---------- TASK MATERIAL ----------

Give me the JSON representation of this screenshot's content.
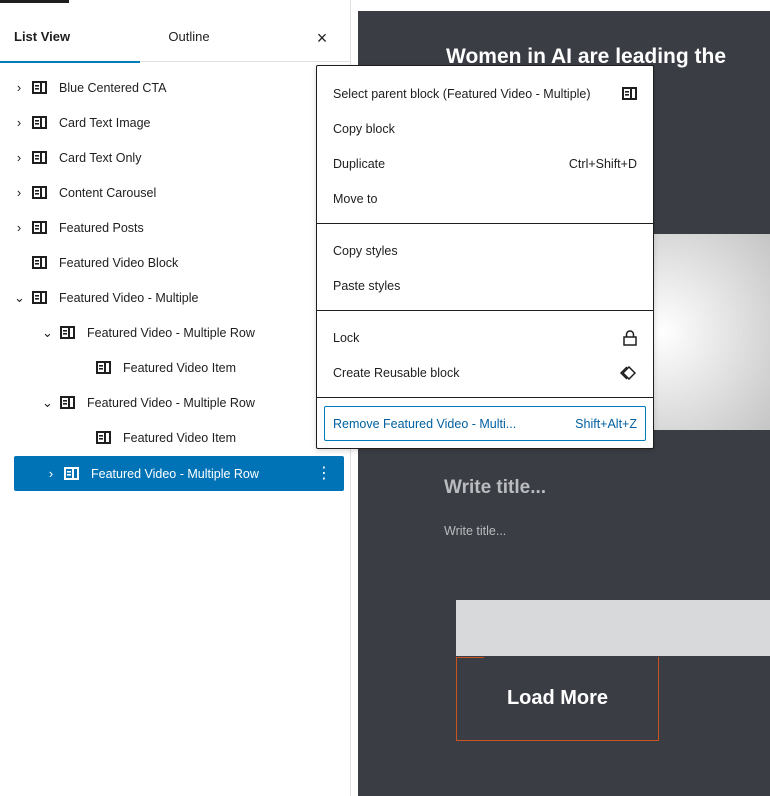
{
  "sidebar": {
    "tabs": {
      "list_view": "List View",
      "outline": "Outline"
    },
    "close_glyph": "×",
    "expand_glyph": "›",
    "collapse_glyph": "⌄",
    "kebab_glyph": "⋮",
    "items": [
      {
        "label": "Blue Centered CTA",
        "state": "collapsed",
        "depth": 0
      },
      {
        "label": "Card Text Image",
        "state": "collapsed",
        "depth": 0
      },
      {
        "label": "Card Text Only",
        "state": "collapsed",
        "depth": 0
      },
      {
        "label": "Content Carousel",
        "state": "collapsed",
        "depth": 0
      },
      {
        "label": "Featured Posts",
        "state": "collapsed",
        "depth": 0
      },
      {
        "label": "Featured Video Block",
        "state": "leaf",
        "depth": 0
      },
      {
        "label": "Featured Video - Multiple",
        "state": "expanded",
        "depth": 0
      },
      {
        "label": "Featured Video - Multiple Row",
        "state": "expanded",
        "depth": 1
      },
      {
        "label": "Featured Video Item",
        "state": "leaf",
        "depth": 2
      },
      {
        "label": "Featured Video - Multiple Row",
        "state": "expanded",
        "depth": 1
      },
      {
        "label": "Featured Video Item",
        "state": "leaf",
        "depth": 2
      },
      {
        "label": "Featured Video - Multiple Row",
        "state": "collapsed",
        "depth": 1,
        "selected": true
      }
    ]
  },
  "context_menu": {
    "items": [
      {
        "label": "Select parent block (Featured Video - Multiple)",
        "icon": "block-icon"
      },
      {
        "label": "Copy block"
      },
      {
        "label": "Duplicate",
        "shortcut": "Ctrl+Shift+D"
      },
      {
        "label": "Move to"
      },
      {
        "label": "Copy styles"
      },
      {
        "label": "Paste styles"
      },
      {
        "label": "Lock",
        "icon": "lock-icon"
      },
      {
        "label": "Create Reusable block",
        "icon": "reusable-block-icon"
      },
      {
        "label": "Remove Featured Video - Multi...",
        "shortcut": "Shift+Alt+Z"
      }
    ]
  },
  "canvas": {
    "heading": "Women in AI are leading the",
    "title_placeholder": "Write title...",
    "subtitle_placeholder": "Write title...",
    "load_more": "Load More"
  },
  "colors": {
    "accent": "#007cba",
    "selected_row": "#0073b7",
    "canvas_bg": "#3a3d44",
    "button_border": "#c8541f"
  }
}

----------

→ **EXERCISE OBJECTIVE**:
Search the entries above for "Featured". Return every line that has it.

→ **EXERCISE ANSWER**:
        "label": "Featured Posts",
        "label": "Featured Video Block",
        "label": "Featured Video - Multiple",
        "label": "Featured Video - Multiple Row",
        "label": "Featured Video Item",
        "label": "Featured Video - Multiple Row",
        "label": "Featured Video Item",
        "label": "Featured Video - Multiple Row",
        "label": "Select parent block (Featured Video - Multiple)",
        "label": "Remove Featured Video - Multi...",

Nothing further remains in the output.